DIY First Aid Kit - Protecting and Organizing Your Kit

Original Article

Having your own home-made first aid kit allows you to include a lot of additional items for use in an emergency. This is an most important aspect of making your own first aid kit. To make it even more useful, you can take a few additional steps to make it even better in case you have an emergency.

In most emergencies, time is of the essence and anything you can do to save a little time will be extremely important. One of the best ways to save time is to keep your first aid kit organized. While using a coupon organizer  is great for the flat items such as bandages and splints, there are numerous other items that need to be protected and organized as well.

One of the most effective and efficient means of organizing and protecting those other needed items can be achieved quite simply. By using a small water-proof tackle box, you can get your first aid items organized and also give them additional protection. The compartments are ideal for storing cream medications in tubes, eye wash, etc. It will also protect your other first aid items should  a tube of cream or a small bottle of liquid develop a leak. In addition, if it gets dropped in the water or exposed to a heavy rain it will not ruin your day. They will even float!

Another plus for using the water-proof tackle boxes is that you can organize everything where it is readily and easily accessible in an emergency. This will save you time in an emergency.

Got organized protection for your DIY first aid kit?

Staying above the water line!


Audio Podcast: Episode 103 - Repacking for Food Storage, Part 3

podcast_subscribeImage by derrickkwa via Flickr

Original Article

This is the third installment of the mini-series about repacking food for your long-term food storage program.

I started this project looking for a way to repack food for long-term storage that was better than using the typical Mylar in bucket. I was looking for something that offered more flexibility and was more space efficient in storage. After trying several different methods, I determined that, while it wasn't perfect, the Mylar in bucket method of storing was superior in some very important aspects.

If you're storing for only a short period of time, other methods would probably work just as good, but when working with a large amount of food, for the amount of work needed to actually get the food to a point where it will be stable in long-term storage, storing in large buckets is the better option.
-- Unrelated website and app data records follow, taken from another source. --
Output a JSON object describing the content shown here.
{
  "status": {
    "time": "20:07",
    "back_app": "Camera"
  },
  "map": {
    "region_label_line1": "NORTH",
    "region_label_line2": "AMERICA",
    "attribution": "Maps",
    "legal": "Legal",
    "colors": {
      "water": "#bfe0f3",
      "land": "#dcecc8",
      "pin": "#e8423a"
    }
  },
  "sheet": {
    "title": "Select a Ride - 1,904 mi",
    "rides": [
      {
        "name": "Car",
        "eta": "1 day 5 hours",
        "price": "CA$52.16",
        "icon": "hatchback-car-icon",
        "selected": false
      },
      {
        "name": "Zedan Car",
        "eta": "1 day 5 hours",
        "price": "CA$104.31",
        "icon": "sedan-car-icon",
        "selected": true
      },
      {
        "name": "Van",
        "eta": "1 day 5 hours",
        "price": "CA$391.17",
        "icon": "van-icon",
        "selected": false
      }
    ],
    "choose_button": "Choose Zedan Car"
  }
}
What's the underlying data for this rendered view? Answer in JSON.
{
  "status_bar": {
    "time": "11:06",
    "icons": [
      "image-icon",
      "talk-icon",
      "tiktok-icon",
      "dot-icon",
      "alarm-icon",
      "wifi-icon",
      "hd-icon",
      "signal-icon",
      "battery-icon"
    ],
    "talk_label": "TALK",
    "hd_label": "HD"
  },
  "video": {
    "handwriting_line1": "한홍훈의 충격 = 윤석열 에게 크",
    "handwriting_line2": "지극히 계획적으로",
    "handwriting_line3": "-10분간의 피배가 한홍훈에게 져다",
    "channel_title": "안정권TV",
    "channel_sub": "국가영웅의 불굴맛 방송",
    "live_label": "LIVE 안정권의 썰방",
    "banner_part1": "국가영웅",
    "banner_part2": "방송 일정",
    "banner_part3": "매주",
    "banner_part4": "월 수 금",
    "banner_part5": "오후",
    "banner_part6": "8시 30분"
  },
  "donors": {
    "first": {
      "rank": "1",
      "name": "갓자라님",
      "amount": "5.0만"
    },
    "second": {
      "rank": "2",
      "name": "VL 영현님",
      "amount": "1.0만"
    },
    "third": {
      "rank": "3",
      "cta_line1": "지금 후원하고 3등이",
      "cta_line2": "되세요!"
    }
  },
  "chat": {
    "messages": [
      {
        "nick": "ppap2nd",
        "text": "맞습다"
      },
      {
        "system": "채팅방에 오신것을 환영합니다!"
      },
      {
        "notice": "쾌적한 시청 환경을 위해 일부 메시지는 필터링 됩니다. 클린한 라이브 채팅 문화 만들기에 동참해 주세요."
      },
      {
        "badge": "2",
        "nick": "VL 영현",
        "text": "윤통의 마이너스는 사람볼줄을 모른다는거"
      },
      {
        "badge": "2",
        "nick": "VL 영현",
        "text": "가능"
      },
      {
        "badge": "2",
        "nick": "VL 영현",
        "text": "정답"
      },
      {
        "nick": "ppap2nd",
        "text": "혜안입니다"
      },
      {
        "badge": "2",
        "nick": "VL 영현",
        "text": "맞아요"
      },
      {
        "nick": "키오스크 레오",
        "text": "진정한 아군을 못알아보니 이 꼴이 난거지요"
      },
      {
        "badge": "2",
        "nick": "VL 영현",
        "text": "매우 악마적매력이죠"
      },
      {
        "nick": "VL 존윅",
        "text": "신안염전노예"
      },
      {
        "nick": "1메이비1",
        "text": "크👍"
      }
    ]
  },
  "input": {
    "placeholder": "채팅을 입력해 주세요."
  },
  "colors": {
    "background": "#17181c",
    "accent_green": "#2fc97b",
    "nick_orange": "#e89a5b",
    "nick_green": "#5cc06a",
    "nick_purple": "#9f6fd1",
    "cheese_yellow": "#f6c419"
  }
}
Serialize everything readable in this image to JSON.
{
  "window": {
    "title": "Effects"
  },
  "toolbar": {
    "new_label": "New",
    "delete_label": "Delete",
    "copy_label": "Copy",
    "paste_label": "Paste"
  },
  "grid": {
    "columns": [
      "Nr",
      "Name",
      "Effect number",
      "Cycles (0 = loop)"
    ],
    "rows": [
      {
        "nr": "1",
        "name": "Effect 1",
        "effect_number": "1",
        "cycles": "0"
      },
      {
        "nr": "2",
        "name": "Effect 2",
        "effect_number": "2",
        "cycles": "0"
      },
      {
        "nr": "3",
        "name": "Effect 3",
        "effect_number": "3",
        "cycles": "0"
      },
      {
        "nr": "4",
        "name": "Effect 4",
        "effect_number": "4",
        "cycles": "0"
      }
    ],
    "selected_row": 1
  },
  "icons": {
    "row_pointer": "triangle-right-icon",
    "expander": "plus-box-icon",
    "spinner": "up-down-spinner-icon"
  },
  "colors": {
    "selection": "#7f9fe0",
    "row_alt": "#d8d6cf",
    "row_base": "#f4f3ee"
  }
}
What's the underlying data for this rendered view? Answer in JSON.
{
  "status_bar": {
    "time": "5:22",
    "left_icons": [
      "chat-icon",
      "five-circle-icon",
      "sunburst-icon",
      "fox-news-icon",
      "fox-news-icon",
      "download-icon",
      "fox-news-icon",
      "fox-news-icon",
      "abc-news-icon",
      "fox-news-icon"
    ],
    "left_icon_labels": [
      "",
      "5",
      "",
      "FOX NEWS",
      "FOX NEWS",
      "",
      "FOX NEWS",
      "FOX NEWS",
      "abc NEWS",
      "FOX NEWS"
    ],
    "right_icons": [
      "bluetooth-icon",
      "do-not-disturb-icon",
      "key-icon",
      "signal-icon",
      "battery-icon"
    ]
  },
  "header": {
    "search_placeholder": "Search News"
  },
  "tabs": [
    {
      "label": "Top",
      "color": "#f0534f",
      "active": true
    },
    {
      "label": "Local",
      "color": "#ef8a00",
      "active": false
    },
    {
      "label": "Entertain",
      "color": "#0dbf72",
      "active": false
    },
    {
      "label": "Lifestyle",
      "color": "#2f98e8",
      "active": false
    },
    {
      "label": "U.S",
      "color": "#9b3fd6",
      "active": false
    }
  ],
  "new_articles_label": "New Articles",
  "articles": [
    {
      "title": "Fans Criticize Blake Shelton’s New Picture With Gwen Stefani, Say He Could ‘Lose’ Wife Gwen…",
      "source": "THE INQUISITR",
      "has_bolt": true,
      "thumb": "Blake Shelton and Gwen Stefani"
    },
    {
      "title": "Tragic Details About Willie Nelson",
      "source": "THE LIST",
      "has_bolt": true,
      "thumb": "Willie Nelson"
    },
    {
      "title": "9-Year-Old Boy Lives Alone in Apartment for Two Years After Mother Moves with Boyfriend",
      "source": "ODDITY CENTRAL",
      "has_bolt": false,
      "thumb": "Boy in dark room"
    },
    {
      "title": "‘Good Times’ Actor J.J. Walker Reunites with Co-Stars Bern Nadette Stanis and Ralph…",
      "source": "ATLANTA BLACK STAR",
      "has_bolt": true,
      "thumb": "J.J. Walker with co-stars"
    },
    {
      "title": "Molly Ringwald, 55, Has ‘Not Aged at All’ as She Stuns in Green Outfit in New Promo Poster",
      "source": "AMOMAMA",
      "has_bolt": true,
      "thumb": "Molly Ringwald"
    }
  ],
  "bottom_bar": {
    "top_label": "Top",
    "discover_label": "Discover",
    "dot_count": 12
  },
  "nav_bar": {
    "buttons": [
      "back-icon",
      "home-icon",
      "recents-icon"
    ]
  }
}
Even with the sometimes hit-or-miss nature of sealing the Mylar bags, I still find it a better option.